> **Task instructions**:
All of the data below should be output exactly as given.

> **Dataset rows for apps and sites**:
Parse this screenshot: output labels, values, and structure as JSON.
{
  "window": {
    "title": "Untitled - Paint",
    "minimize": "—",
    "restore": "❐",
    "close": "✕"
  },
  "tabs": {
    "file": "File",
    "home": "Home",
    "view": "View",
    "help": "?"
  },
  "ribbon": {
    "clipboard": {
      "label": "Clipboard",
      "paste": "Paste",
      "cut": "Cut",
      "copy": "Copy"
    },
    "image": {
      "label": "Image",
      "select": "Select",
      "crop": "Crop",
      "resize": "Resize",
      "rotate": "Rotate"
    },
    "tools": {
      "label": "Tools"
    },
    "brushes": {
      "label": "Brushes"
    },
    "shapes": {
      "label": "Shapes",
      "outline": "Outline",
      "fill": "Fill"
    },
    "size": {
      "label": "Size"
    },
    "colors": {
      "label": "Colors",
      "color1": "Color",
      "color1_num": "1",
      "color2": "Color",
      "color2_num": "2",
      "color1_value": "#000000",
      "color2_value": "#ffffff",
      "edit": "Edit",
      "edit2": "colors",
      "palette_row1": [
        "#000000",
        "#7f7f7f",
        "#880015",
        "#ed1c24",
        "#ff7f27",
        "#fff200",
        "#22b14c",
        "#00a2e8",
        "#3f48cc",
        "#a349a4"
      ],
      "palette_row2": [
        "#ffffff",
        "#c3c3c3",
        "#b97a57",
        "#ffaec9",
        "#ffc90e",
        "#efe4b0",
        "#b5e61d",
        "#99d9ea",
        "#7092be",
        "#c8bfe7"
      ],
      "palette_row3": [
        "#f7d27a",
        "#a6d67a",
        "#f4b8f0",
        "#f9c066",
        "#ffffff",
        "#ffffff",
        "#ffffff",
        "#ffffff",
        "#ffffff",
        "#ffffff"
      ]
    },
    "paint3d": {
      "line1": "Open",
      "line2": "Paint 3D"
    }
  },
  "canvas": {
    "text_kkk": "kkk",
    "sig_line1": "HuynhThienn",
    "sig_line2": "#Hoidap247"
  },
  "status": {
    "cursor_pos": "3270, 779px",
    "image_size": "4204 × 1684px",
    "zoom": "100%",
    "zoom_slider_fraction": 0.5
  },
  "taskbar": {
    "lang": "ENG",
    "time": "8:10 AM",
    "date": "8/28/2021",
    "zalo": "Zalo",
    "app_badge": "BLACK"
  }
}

> **Finished task**:
Parse this screenshot: output labels, values, and structure as JSON.
{
  "window": {
    "title": "Untitled - Paint",
    "minimize": "—",
    "restore": "❐",
    "close": "✕"
  },
  "tabs": {
    "file": "File",
    "home": "Home",
    "view": "View",
    "help": "?"
  },
  "ribbon": {
    "clipboard": {
      "label": "Clipboard",
      "paste": "Paste",
      "cut": "Cut",
      "copy": "Copy"
    },
    "image": {
      "label": "Image",
      "select": "Select",
      "crop": "Crop",
      "resize": "Resize",
      "rotate": "Rotate"
    },
    "tools": {
      "label": "Tools"
    },
    "brushes": {
      "label": "Brushes"
    },
    "shapes": {
      "label": "Shapes",
      "outline": "Outline",
      "fill": "Fill"
    },
    "size": {
      "label": "Size"
    },
    "colors": {
      "label": "Colors",
      "color1": "Color",
      "color1_num": "1",
      "color2": "Color",
      "color2_num": "2",
      "color1_value": "#000000",
      "color2_value": "#ffffff",
      "edit": "Edit",
      "edit2": "colors",
      "palette_row1": [
        "#000000",
        "#7f7f7f",
        "#880015",
        "#ed1c24",
        "#ff7f27",
        "#fff200",
        "#22b14c",
        "#00a2e8",
        "#3f48cc",
        "#a349a4"
      ],
      "palette_row2": [
        "#ffffff",
        "#c3c3c3",
        "#b97a57",
        "#ffaec9",
        "#ffc90e",
        "#efe4b0",
        "#b5e61d",
        "#99d9ea",
        "#7092be",
        "#c8bfe7"
      ],
      "palette_row3": [
        "#f7d27a",
        "#a6d67a",
        "#f4b8f0",
        "#f9c066",
        "#ffffff",
        "#ffffff",
        "#ffffff",
        "#ffffff",
        "#ffffff",
        "#ffffff"
      ]
    },
    "paint3d": {
      "line1": "Open",
      "line2": "Paint 3D"
    }
  },
  "canvas": {
    "text_kkk": "kkk",
    "sig_line1": "HuynhThienn",
    "sig_line2": "#Hoidap247"
  },
  "status": {
    "cursor_pos": "3270, 779px",
    "image_size": "4204 × 1684px",
    "zoom": "100%",
    "zoom_slider_fraction": 0.5
  },
  "taskbar": {
    "lang": "ENG",
    "time": "8:10 AM",
    "date": "8/28/2021",
    "zalo": "Zalo",
    "app_badge": "BLACK"
  }
}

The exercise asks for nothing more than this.